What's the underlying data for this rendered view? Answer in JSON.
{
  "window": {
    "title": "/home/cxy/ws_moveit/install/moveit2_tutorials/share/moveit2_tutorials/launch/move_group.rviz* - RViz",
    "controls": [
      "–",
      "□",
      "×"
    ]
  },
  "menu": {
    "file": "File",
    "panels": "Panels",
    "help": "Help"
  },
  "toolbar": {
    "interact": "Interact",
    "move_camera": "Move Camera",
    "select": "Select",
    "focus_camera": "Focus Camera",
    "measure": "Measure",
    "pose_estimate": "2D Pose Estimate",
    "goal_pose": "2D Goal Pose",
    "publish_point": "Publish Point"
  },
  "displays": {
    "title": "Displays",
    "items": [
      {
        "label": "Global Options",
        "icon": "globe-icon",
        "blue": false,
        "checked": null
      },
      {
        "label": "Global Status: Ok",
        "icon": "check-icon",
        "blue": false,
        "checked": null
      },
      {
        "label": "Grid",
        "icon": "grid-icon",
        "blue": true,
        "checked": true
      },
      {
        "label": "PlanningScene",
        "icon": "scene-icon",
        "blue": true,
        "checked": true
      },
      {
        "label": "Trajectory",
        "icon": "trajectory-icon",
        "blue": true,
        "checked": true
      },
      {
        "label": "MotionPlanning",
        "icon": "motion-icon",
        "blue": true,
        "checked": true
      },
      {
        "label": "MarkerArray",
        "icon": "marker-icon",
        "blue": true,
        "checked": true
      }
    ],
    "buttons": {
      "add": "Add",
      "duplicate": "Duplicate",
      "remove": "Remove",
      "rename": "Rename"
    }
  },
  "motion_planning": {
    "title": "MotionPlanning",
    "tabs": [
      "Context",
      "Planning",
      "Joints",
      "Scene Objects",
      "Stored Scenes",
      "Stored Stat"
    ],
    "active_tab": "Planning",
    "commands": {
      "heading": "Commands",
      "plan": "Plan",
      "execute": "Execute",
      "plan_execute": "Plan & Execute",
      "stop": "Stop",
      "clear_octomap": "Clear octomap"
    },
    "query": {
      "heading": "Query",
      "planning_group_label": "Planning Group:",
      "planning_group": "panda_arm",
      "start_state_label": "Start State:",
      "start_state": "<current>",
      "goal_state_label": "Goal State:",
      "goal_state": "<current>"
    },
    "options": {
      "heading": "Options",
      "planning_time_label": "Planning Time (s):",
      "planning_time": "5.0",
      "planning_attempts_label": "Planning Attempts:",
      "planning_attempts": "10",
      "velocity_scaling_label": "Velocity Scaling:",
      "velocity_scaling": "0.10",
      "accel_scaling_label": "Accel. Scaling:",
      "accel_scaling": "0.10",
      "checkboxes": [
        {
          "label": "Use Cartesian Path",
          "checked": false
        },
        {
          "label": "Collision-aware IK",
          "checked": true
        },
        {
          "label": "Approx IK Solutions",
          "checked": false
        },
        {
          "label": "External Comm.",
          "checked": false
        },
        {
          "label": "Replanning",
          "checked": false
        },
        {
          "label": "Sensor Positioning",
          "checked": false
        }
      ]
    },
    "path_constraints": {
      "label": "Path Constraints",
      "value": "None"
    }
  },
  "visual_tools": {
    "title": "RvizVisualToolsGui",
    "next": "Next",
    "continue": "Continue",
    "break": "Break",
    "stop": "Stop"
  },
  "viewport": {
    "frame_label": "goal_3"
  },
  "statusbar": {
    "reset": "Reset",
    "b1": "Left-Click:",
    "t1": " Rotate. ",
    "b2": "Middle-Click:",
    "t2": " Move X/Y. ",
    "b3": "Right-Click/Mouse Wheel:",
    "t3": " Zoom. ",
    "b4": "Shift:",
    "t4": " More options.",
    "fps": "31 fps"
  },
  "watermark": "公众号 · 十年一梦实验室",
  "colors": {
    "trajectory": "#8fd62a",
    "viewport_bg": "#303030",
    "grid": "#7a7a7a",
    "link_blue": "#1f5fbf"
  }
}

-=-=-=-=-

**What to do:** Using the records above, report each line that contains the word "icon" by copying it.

**Response to the task:**
        "icon": "globe-icon",
        "icon": "check-icon",
        "icon": "grid-icon",
        "icon": "scene-icon",
        "icon": "trajectory-icon",
        "icon": "motion-icon",
        "icon": "marker-icon",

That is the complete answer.